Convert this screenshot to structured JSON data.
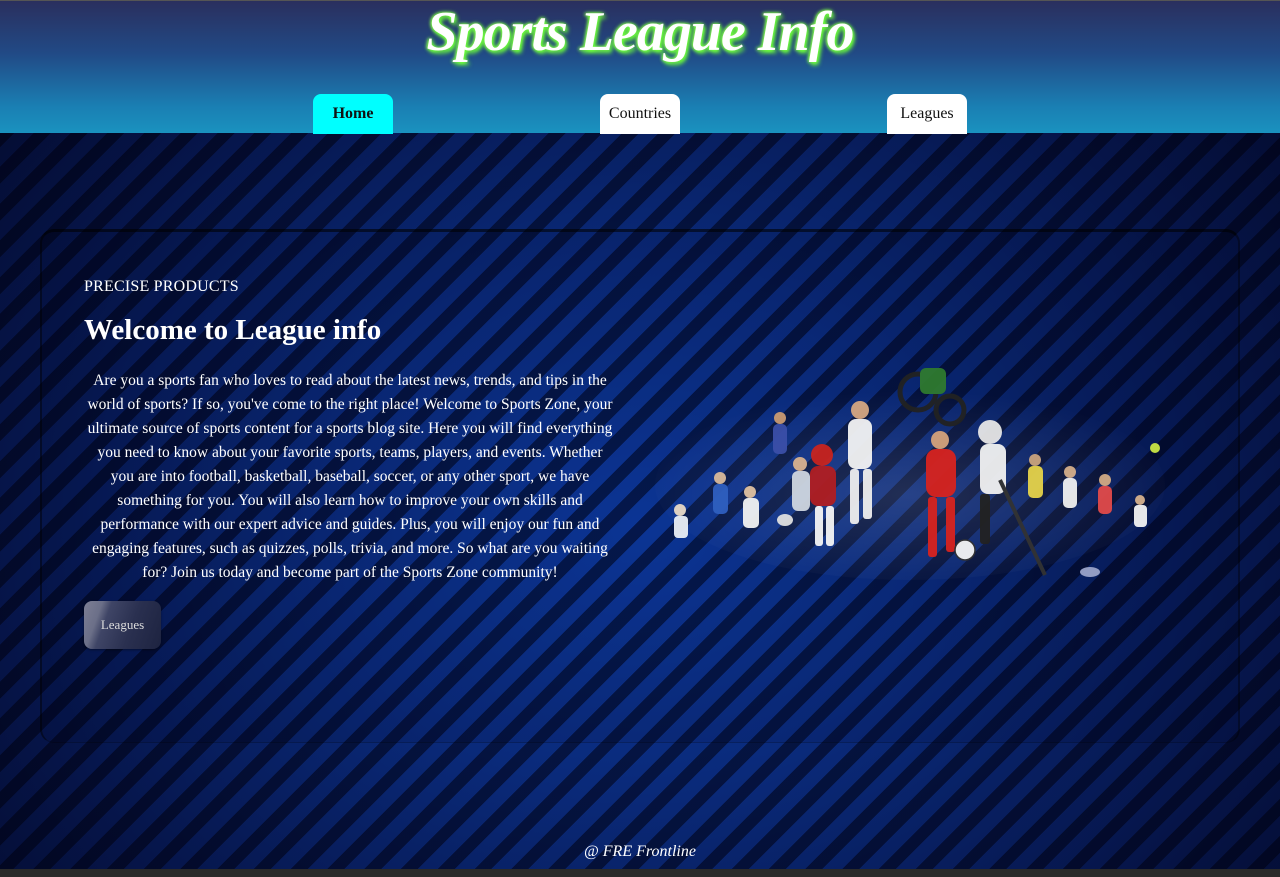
{
  "header": {
    "site_title": "Sports League Info",
    "nav": [
      {
        "label": "Home",
        "active": true
      },
      {
        "label": "Countries",
        "active": false
      },
      {
        "label": "Leagues",
        "active": false
      }
    ]
  },
  "main": {
    "eyebrow": "PRECISE PRODUCTS",
    "headline": "Welcome to League info",
    "intro": "Are you a sports fan who loves to read about the latest news, trends, and tips in the world of sports? If so, you've come to the right place! Welcome to Sports Zone, your ultimate source of sports content for a sports blog site. Here you will find everything you need to know about your favorite sports, teams, players, and events. Whether you are into football, basketball, baseball, soccer, or any other sport, we have something for you. You will also learn how to improve your own skills and performance with our expert advice and guides. Plus, you will enjoy our fun and engaging features, such as quizzes, polls, trivia, and more. So what are you waiting for? Join us today and become part of the Sports Zone community!",
    "button_label": "Leagues"
  },
  "footer": {
    "text": "@ FRE Frontline"
  },
  "colors": {
    "title_glow": "#6bff3a",
    "active_tab": "#00ffff",
    "tab": "#ffffff"
  }
}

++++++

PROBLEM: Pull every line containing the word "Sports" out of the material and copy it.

COMPLETED EXERCISE:
    "site_title": "Sports League Info",
    "intro": "Are you a sports fan who loves to read about the latest news, trends, and tips in the world of sports? If so, you've come to the right place! Welcome to Sports Zone, your ultimate source of sports content for a sports blog site. Here you will find everything you need to know about your favorite sports, teams, players, and events. Whether you are into football, basketball, baseball, soccer, or any other sport, we have something for you. You will also learn how to improve your own skills and performance with our expert advice and guides. Plus, you will enjoy our fun and engaging features, such as quizzes, polls, trivia, and more. So what are you waiting for? Join us today and become part of the Sports Zone community!",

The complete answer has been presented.